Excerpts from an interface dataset

-=-=-

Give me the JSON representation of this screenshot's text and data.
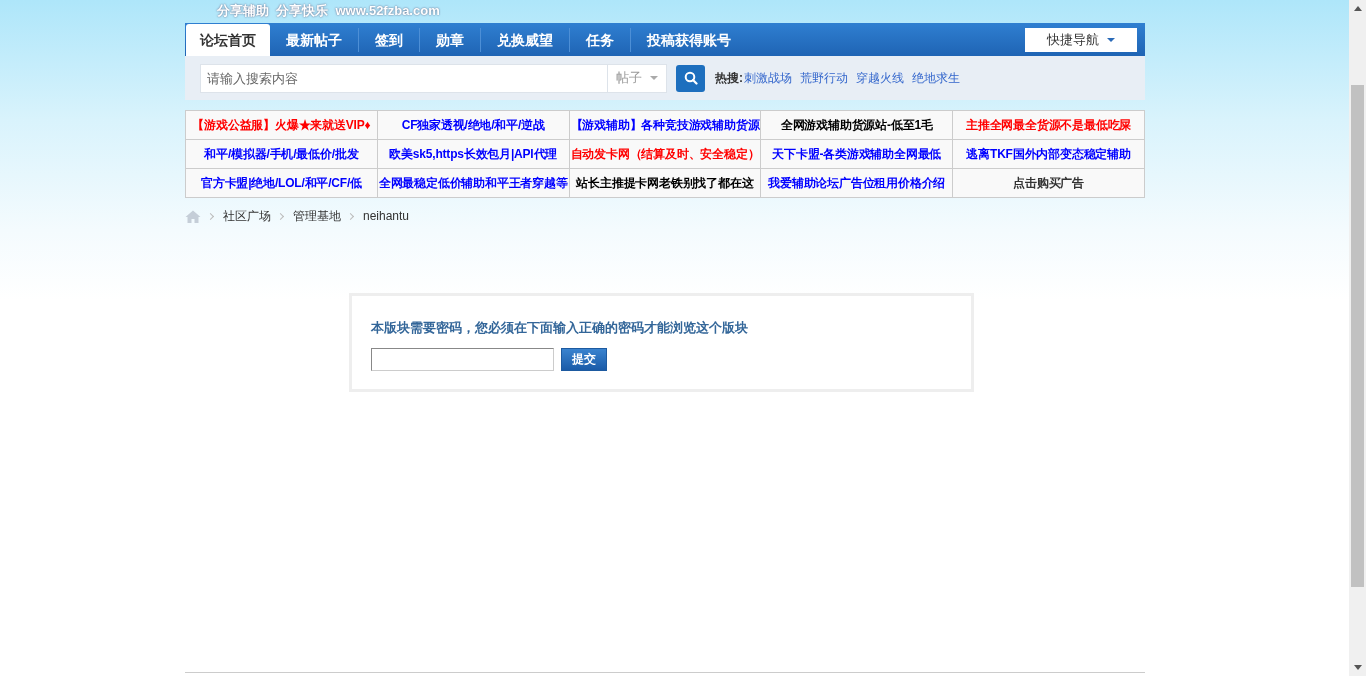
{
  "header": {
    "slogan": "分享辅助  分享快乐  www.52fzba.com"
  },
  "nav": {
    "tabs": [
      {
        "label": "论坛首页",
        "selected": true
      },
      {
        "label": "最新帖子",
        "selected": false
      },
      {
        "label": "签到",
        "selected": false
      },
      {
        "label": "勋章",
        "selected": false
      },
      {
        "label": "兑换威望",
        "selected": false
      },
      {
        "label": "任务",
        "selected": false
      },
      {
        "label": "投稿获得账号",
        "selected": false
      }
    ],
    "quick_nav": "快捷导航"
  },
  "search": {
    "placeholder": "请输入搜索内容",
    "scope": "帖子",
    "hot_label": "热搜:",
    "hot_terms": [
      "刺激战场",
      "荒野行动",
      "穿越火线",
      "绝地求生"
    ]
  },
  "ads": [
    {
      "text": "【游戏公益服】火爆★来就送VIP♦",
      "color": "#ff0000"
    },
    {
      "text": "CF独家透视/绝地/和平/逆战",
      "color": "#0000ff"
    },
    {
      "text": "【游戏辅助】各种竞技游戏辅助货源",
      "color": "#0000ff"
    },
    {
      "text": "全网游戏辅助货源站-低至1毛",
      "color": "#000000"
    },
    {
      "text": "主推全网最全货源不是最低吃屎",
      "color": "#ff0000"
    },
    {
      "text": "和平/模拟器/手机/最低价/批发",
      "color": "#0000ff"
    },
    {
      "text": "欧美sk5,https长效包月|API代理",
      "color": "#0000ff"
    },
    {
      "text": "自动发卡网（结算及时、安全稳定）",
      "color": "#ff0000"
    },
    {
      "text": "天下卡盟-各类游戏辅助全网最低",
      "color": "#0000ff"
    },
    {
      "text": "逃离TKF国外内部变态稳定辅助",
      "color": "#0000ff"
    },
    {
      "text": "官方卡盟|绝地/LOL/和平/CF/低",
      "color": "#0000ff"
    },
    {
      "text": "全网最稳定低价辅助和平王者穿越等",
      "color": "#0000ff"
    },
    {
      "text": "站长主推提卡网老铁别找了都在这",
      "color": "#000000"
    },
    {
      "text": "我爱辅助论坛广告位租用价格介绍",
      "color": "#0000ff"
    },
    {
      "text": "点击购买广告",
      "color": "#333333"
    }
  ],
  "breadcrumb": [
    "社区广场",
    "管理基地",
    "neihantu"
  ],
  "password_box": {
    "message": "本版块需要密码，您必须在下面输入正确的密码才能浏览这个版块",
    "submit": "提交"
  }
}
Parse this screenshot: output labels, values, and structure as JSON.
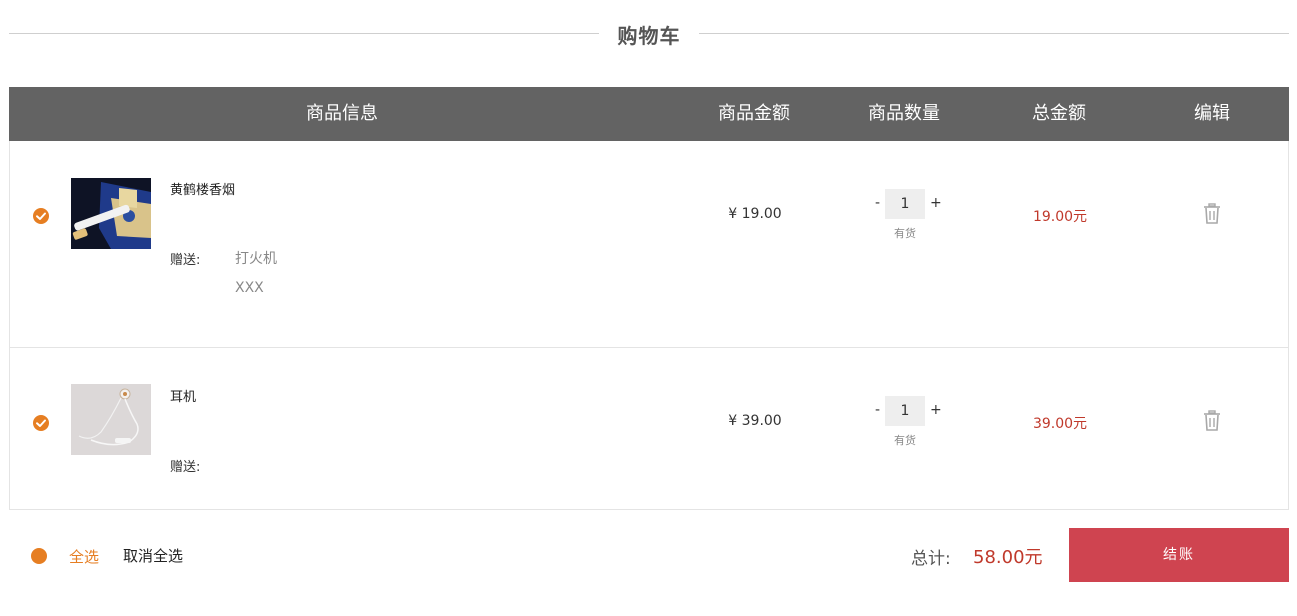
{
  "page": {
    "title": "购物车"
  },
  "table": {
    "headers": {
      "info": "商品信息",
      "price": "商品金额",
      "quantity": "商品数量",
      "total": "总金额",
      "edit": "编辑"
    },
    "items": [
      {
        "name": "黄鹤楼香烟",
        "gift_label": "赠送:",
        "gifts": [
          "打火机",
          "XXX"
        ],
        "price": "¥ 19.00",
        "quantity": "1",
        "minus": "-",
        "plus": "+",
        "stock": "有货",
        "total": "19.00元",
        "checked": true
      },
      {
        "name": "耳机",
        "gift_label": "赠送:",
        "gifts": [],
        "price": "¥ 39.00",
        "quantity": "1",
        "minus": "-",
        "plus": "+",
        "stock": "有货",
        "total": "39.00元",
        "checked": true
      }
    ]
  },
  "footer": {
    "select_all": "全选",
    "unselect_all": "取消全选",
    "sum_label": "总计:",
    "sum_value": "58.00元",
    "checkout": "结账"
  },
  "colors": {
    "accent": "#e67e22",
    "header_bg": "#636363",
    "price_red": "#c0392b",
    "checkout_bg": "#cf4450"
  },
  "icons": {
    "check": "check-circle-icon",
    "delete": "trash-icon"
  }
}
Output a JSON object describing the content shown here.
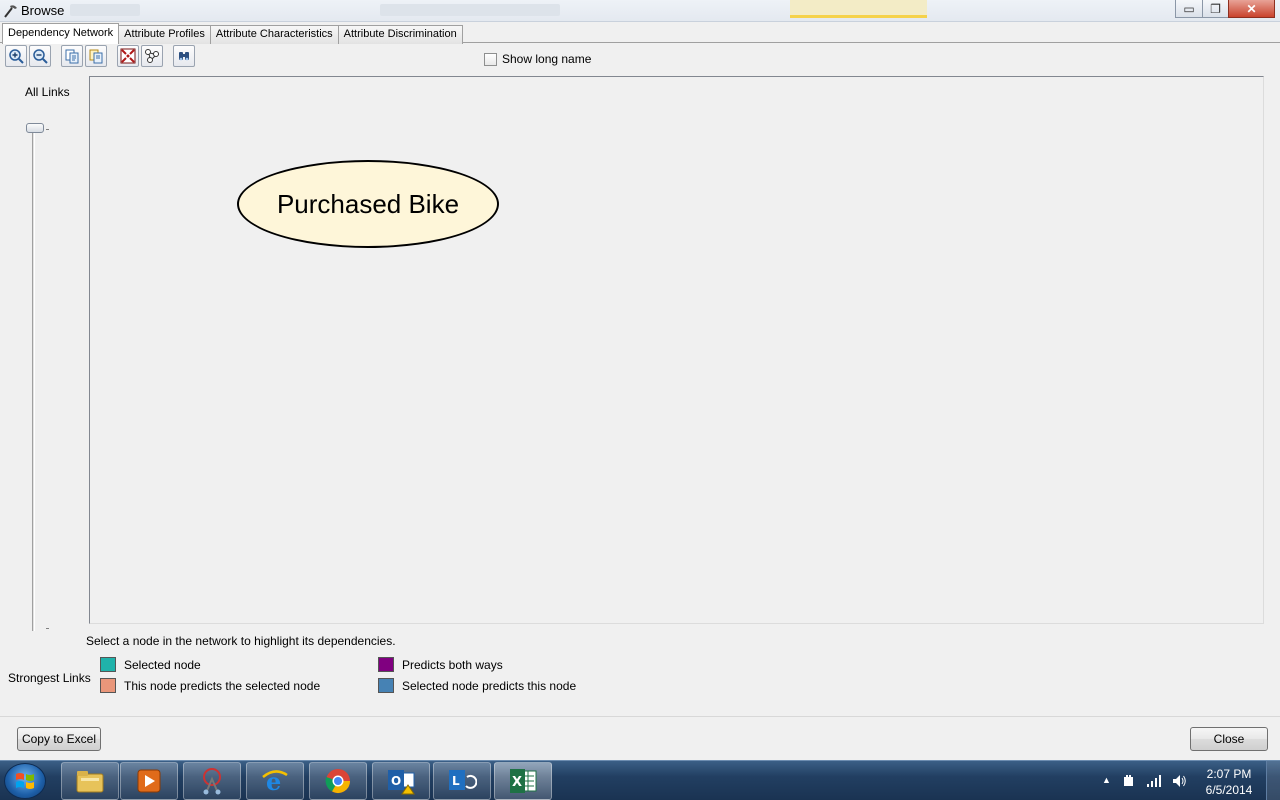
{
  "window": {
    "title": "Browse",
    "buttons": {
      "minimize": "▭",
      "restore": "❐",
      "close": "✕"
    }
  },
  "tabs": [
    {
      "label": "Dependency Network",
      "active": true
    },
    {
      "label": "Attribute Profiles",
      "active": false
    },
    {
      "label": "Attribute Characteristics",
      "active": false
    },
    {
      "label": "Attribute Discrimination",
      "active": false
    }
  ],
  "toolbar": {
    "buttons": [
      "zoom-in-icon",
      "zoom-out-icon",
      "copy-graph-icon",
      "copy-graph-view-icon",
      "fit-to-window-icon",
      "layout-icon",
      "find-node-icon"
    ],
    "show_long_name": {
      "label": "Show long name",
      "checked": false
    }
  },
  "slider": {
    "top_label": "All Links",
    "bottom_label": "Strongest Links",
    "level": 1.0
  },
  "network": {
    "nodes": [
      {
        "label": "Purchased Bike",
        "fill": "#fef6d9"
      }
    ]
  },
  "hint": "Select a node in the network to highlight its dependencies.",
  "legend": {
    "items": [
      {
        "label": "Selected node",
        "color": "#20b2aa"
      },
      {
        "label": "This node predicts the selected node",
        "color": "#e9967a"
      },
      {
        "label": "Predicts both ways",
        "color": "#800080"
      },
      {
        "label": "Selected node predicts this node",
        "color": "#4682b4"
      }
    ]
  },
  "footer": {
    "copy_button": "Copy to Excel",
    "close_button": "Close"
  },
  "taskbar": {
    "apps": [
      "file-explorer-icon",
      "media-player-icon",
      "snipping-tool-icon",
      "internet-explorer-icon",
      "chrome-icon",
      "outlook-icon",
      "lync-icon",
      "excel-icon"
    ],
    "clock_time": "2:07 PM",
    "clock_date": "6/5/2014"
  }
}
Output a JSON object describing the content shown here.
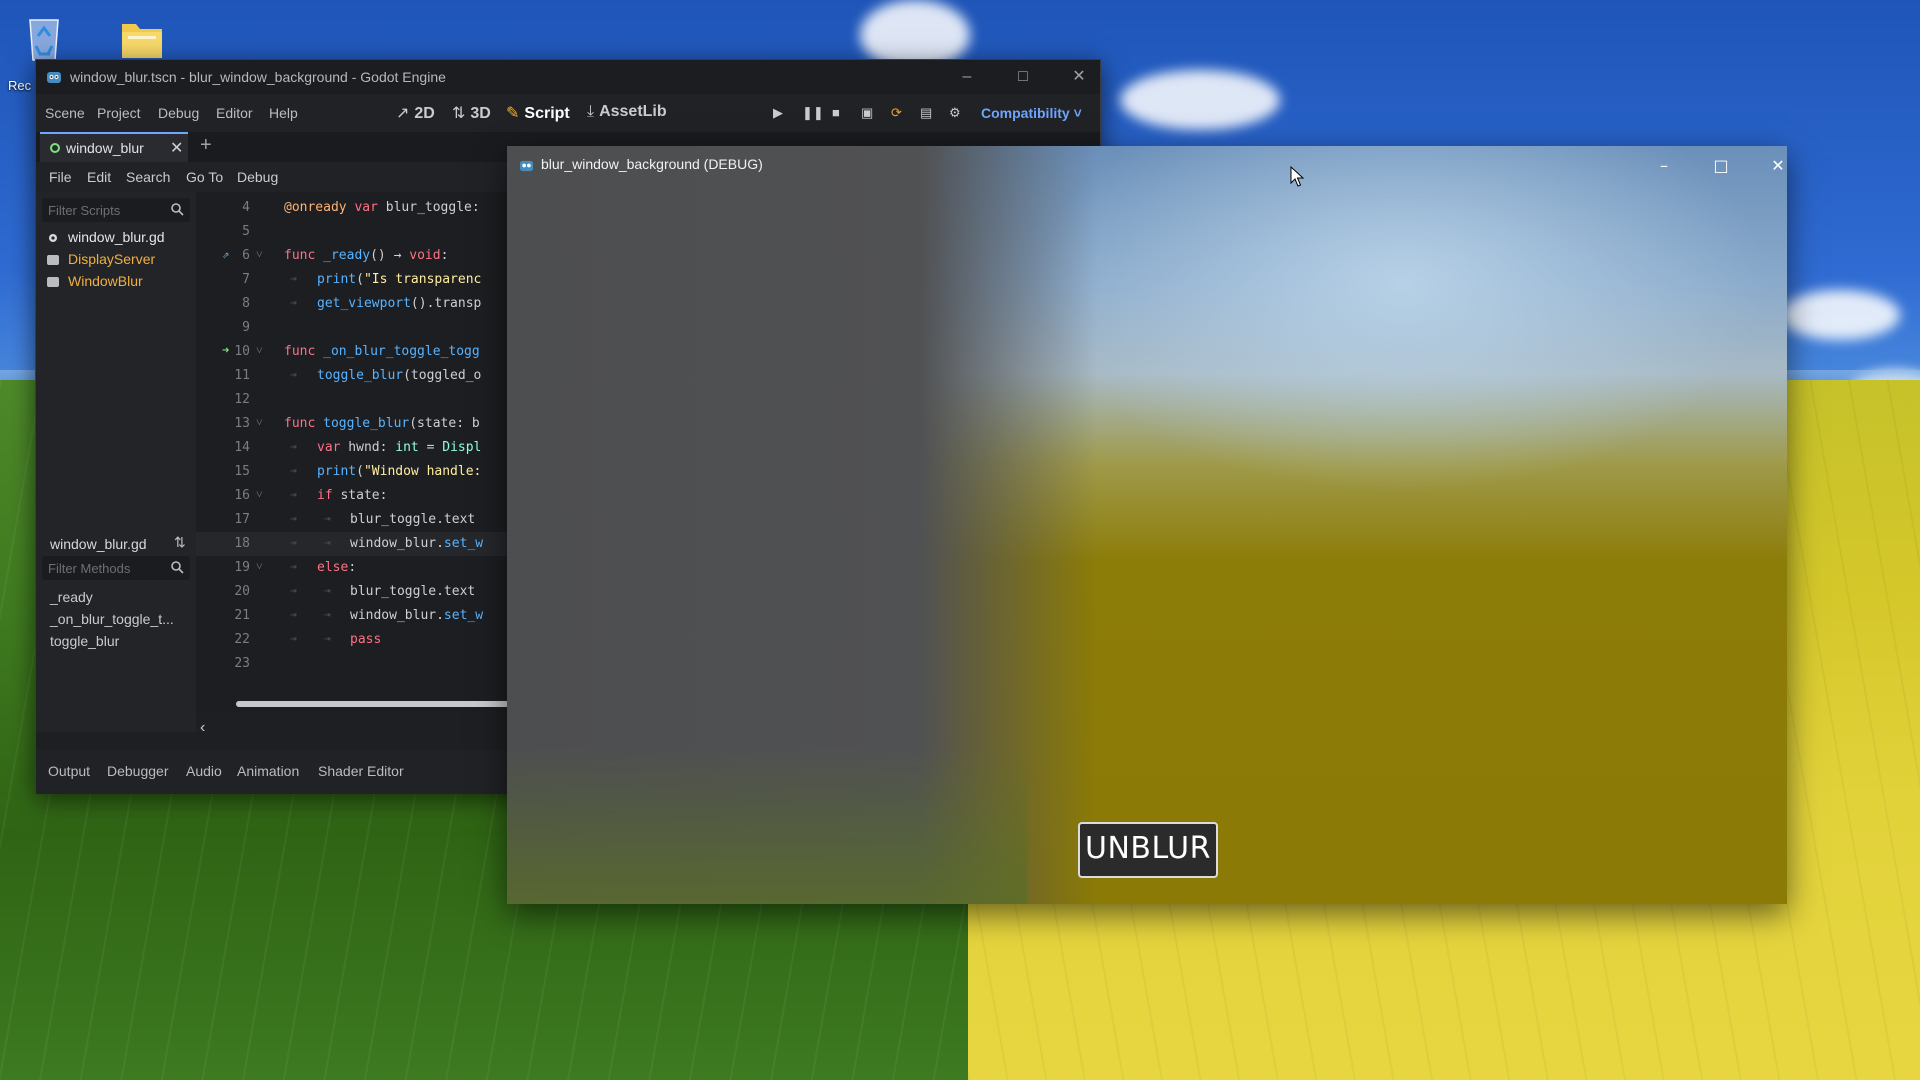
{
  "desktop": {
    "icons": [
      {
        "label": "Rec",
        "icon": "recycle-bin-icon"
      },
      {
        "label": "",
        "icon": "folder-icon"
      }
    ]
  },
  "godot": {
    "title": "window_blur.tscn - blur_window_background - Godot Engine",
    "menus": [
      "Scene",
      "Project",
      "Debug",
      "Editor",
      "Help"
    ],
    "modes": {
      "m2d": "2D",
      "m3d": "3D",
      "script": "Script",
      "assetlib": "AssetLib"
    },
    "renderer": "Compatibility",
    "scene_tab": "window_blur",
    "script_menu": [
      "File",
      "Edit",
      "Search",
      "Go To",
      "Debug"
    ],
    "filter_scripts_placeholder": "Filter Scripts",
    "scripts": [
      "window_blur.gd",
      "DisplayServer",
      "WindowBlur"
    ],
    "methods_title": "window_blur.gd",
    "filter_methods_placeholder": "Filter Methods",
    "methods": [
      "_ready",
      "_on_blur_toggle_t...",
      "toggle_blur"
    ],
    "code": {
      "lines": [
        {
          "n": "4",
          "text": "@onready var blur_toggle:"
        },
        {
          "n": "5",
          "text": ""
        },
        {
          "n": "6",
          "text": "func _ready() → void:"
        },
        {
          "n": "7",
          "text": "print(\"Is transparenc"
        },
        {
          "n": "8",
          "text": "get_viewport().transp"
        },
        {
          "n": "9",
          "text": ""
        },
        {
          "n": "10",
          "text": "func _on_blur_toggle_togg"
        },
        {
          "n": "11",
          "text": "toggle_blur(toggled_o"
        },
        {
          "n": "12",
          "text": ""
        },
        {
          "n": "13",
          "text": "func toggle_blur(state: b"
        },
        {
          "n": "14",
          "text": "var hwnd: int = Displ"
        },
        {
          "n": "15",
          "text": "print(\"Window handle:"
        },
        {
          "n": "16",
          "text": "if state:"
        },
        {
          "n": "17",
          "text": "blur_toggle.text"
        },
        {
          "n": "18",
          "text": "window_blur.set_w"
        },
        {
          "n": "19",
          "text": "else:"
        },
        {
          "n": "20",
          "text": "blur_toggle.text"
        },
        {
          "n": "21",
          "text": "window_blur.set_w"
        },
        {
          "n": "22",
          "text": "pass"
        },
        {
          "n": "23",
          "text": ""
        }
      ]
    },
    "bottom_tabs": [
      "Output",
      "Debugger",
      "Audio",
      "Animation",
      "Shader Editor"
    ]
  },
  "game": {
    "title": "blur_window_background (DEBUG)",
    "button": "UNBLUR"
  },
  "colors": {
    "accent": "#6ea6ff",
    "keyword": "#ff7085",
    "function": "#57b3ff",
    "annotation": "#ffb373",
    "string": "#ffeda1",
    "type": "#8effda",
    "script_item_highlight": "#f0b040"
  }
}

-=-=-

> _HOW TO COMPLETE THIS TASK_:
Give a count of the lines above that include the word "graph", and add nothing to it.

> _COMPLETED EXERCISE_:
2